"In any action brought against any common carrier under or by virtue of any of the provisions of this chapter to recover damages for injuries to, or the death of, any of its employees, such employee shall not be held to have assumed the risks of his employment in any case where the violation by such common carrier of any statute enacted for the safety of employees contributed to the injury or death of such employee." Section 4, 45 USCA sec. 54.

¶21 The United States Supreme Court, in the case of Seaboard Air Line Ry. v. Horton, 233 U.S. 492, 58 L. Ed. 1062, 34 S. Ct. 635, has held:

"5. Federal statutes only were intended by the phrase 'any statute enacted for the safety of employees' in the Employers' Liability Act of April 22, 1908, secs. 3, 4, abolishing the defenses of contributory negligence and assumption of risk in any case where the violation by the carrier of any statute enacted for the safety of employees contributed to the injury or death of an employee.

"6. The elimination of the defense of assumption of risk by the Employers' Liability Act of April 22. 1908. s. 4, in any case where the violation by the carrier of any statute enacted for the safety of the employees contributed to the injury or death of the employee, plainly evidences the legislative intent that in all other cases such assumption of risk shall have its former effect as a complete bar to the action."

¶22 And in the case of Chesapeake & O. R. Co. v. Kuhn. 284 U.S. 44. 76 L. Ed. 157, 52 S. Ct. 45. the Supreme Court has said:

"3. In actions under the Federal Employers' Liability Act, wherever brought, the rights and obligations of the parties depend upon it and applicable principles of common law as interpreted and applied in the federal courts, without regard to the views of the courts of the state in which the action is brought."

¶23 We conclude on this subject that the plaintiff assumed the risk of the happening of ordinary events which would lead to the dropping of the plank, except those due to negligence in whole or in part of his fellow employees.
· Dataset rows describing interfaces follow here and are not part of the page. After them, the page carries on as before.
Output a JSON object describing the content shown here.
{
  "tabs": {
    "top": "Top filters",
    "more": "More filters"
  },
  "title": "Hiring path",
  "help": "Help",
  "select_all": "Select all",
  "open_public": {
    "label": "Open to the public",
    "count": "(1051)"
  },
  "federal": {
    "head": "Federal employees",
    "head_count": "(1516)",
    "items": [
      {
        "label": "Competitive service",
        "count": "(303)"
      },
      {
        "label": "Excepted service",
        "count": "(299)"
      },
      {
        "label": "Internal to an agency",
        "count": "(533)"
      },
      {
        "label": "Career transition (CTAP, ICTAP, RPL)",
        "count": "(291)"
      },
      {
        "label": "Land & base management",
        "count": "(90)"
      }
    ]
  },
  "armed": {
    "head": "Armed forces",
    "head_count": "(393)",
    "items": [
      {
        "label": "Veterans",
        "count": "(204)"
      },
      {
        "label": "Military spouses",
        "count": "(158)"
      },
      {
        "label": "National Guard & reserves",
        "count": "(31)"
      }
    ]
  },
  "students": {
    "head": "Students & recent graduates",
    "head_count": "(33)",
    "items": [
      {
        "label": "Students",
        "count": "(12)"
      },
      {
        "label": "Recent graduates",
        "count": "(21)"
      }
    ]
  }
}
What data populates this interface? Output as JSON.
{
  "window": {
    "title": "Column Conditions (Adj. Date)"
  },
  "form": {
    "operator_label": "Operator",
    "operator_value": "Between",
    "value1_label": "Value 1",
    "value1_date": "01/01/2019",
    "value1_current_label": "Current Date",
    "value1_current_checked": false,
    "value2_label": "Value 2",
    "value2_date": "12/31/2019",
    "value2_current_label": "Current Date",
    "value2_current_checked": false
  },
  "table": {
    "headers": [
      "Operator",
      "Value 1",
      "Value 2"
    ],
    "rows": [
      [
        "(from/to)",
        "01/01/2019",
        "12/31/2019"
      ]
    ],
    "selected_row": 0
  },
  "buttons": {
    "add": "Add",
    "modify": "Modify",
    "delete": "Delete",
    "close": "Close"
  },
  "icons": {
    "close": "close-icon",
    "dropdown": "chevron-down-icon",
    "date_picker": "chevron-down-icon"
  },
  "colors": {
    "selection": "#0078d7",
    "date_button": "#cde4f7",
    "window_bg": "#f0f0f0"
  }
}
¶24 Plaintiff claims that the court erred in overruling the motion of plaintiff for permission to amend his petition to conform to the proof. Plaintiff does not seem to have tiled a written motion, and the record does not show definitely the amendment which plaintiff desired to make. We assume, however, from the consideration of the language of the petition, which alleged that the plank dropped upon plaintiff's foot, that plaintiff desired to change that so as to allege that the plank dropped upon the ground striking on its edge and turning over onto plaintiff's foot, as the evidence shows the facts to have been. We hardly think the amendment was material. The allegation of the petition seems to be broad enough to have covered the facts as proved; and, since the amendment of a petition after the evidence is closed, rests largely in the discretion of the trial court, we think the trial court committed no reversible error in refusing plaintiff's request. We will add further that, in view of the conclusions we have reached in regard to the insufficiency of evidence to prove negligence, the proposed amendment to the petition would be unimportant.

¶25 In our judgment, the decision of the trial court must be affirmed, and it is so ordered.